**Task directions**:
Each entry in the material below should be reproduced exactly.

═════ Raw data

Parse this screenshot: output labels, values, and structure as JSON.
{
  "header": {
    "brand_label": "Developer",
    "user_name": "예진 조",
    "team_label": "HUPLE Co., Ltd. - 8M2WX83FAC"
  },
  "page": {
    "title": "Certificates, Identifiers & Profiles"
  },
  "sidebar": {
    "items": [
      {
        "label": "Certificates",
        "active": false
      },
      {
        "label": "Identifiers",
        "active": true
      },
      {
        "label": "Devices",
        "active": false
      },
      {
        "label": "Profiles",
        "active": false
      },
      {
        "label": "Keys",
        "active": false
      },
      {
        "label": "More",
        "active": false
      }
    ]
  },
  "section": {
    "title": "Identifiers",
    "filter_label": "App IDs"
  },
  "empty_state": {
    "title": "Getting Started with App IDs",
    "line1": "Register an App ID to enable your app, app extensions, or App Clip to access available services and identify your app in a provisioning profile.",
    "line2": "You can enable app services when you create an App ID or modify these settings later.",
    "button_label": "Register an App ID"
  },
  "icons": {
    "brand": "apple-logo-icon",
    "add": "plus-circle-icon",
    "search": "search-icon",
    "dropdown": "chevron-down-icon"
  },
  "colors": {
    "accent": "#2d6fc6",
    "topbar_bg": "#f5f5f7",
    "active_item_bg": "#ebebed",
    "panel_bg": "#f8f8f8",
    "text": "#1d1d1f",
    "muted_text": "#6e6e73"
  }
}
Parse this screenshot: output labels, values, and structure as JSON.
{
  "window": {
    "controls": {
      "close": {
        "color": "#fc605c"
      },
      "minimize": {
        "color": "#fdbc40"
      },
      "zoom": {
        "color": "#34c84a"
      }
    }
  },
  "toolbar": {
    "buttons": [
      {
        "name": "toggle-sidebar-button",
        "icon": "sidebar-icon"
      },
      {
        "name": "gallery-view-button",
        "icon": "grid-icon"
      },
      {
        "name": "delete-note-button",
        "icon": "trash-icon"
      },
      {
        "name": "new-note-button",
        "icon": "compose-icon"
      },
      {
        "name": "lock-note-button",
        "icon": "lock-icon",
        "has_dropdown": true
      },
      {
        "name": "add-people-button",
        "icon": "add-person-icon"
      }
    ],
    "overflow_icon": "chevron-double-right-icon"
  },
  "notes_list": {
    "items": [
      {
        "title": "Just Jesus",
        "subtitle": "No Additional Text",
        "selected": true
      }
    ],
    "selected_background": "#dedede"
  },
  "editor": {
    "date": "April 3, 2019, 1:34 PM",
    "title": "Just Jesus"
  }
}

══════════

**Answer for the task**:
Parse this screenshot: output labels, values, and structure as JSON.
{
  "header": {
    "brand_label": "Developer",
    "user_name": "예진 조",
    "team_label": "HUPLE Co., Ltd. - 8M2WX83FAC"
  },
  "page": {
    "title": "Certificates, Identifiers & Profiles"
  },
  "sidebar": {
    "items": [
      {
        "label": "Certificates",
        "active": false
      },
      {
        "label": "Identifiers",
        "active": true
      },
      {
        "label": "Devices",
        "active": false
      },
      {
        "label": "Profiles",
        "active": false
      },
      {
        "label": "Keys",
        "active": false
      },
      {
        "label": "More",
        "active": false
      }
    ]
  },
  "section": {
    "title": "Identifiers",
    "filter_label": "App IDs"
  },
  "empty_state": {
    "title": "Getting Started with App IDs",
    "line1": "Register an App ID to enable your app, app extensions, or App Clip to access available services and identify your app in a provisioning profile.",
    "line2": "You can enable app services when you create an App ID or modify these settings later.",
    "button_label": "Register an App ID"
  },
  "icons": {
    "brand": "apple-logo-icon",
    "add": "plus-circle-icon",
    "search": "search-icon",
    "dropdown": "chevron-down-icon"
  },
  "colors": {
    "accent": "#2d6fc6",
    "topbar_bg": "#f5f5f7",
    "active_item_bg": "#ebebed",
    "panel_bg": "#f8f8f8",
    "text": "#1d1d1f",
    "muted_text": "#6e6e73"
  }
}
Parse this screenshot: output labels, values, and structure as JSON.
{
  "window": {
    "controls": {
      "close": {
        "color": "#fc605c"
      },
      "minimize": {
        "color": "#fdbc40"
      },
      "zoom": {
        "color": "#34c84a"
      }
    }
  },
  "toolbar": {
    "buttons": [
      {
        "name": "toggle-sidebar-button",
        "icon": "sidebar-icon"
      },
      {
        "name": "gallery-view-button",
        "icon": "grid-icon"
      },
      {
        "name": "delete-note-button",
        "icon": "trash-icon"
      },
      {
        "name": "new-note-button",
        "icon": "compose-icon"
      },
      {
        "name": "lock-note-button",
        "icon": "lock-icon",
        "has_dropdown": true
      },
      {
        "name": "add-people-button",
        "icon": "add-person-icon"
      }
    ],
    "overflow_icon": "chevron-double-right-icon"
  },
  "notes_list": {
    "items": [
      {
        "title": "Just Jesus",
        "subtitle": "No Additional Text",
        "selected": true
      }
    ],
    "selected_background": "#dedede"
  },
  "editor": {
    "date": "April 3, 2019, 1:34 PM",
    "title": "Just Jesus"
  }
}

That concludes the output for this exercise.